Problem to work on —
The required output is the whole listing below, unchanged.

Data supplied —
--- START ---

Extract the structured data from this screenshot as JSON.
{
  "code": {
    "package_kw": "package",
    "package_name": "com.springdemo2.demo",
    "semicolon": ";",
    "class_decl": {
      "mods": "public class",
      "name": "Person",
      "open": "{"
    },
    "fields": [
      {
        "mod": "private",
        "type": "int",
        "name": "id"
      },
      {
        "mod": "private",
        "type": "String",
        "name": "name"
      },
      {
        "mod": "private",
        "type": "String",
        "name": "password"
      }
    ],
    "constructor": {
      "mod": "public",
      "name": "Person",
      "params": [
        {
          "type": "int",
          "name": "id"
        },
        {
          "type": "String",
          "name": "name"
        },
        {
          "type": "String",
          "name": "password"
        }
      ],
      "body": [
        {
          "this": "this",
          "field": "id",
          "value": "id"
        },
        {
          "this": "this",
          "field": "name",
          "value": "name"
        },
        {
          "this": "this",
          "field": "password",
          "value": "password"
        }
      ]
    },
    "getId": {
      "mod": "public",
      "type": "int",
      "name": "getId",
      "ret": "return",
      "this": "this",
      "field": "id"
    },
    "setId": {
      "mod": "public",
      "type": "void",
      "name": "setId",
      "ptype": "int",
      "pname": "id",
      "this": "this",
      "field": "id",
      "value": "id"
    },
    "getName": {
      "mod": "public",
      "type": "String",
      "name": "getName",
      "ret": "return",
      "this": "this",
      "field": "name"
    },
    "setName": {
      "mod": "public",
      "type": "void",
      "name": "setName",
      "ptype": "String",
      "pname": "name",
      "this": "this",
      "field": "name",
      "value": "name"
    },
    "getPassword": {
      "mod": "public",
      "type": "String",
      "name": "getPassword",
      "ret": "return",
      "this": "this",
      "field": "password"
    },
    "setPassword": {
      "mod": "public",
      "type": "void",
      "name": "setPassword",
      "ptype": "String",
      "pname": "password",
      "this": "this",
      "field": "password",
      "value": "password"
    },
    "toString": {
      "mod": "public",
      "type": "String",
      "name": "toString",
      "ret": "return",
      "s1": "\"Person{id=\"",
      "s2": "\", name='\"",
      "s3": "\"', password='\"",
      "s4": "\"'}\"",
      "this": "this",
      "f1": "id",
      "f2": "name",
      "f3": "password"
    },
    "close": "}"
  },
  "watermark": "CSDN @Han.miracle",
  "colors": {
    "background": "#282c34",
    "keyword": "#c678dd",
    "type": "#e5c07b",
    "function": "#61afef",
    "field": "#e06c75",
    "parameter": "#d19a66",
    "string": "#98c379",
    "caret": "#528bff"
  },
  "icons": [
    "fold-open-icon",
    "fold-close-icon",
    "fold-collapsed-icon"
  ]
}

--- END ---

Written answer —
Extract the structured data from this screenshot as JSON.
{
  "code": {
    "package_kw": "package",
    "package_name": "com.springdemo2.demo",
    "semicolon": ";",
    "class_decl": {
      "mods": "public class",
      "name": "Person",
      "open": "{"
    },
    "fields": [
      {
        "mod": "private",
        "type": "int",
        "name": "id"
      },
      {
        "mod": "private",
        "type": "String",
        "name": "name"
      },
      {
        "mod": "private",
        "type": "String",
        "name": "password"
      }
    ],
    "constructor": {
      "mod": "public",
      "name": "Person",
      "params": [
        {
          "type": "int",
          "name": "id"
        },
        {
          "type": "String",
          "name": "name"
        },
        {
          "type": "String",
          "name": "password"
        }
      ],
      "body": [
        {
          "this": "this",
          "field": "id",
          "value": "id"
        },
        {
          "this": "this",
          "field": "name",
          "value": "name"
        },
        {
          "this": "this",
          "field": "password",
          "value": "password"
        }
      ]
    },
    "getId": {
      "mod": "public",
      "type": "int",
      "name": "getId",
      "ret": "return",
      "this": "this",
      "field": "id"
    },
    "setId": {
      "mod": "public",
      "type": "void",
      "name": "setId",
      "ptype": "int",
      "pname": "id",
      "this": "this",
      "field": "id",
      "value": "id"
    },
    "getName": {
      "mod": "public",
      "type": "String",
      "name": "getName",
      "ret": "return",
      "this": "this",
      "field": "name"
    },
    "setName": {
      "mod": "public",
      "type": "void",
      "name": "setName",
      "ptype": "String",
      "pname": "name",
      "this": "this",
      "field": "name",
      "value": "name"
    },
    "getPassword": {
      "mod": "public",
      "type": "String",
      "name": "getPassword",
      "ret": "return",
      "this": "this",
      "field": "password"
    },
    "setPassword": {
      "mod": "public",
      "type": "void",
      "name": "setPassword",
      "ptype": "String",
      "pname": "password",
      "this": "this",
      "field": "password",
      "value": "password"
    },
    "toString": {
      "mod": "public",
      "type": "String",
      "name": "toString",
      "ret": "return",
      "s1": "\"Person{id=\"",
      "s2": "\", name='\"",
      "s3": "\"', password='\"",
      "s4": "\"'}\"",
      "this": "this",
      "f1": "id",
      "f2": "name",
      "f3": "password"
    },
    "close": "}"
  },
  "watermark": "CSDN @Han.miracle",
  "colors": {
    "background": "#282c34",
    "keyword": "#c678dd",
    "type": "#e5c07b",
    "function": "#61afef",
    "field": "#e06c75",
    "parameter": "#d19a66",
    "string": "#98c379",
    "caret": "#528bff"
  },
  "icons": [
    "fold-open-icon",
    "fold-close-icon",
    "fold-collapsed-icon"
  ]
}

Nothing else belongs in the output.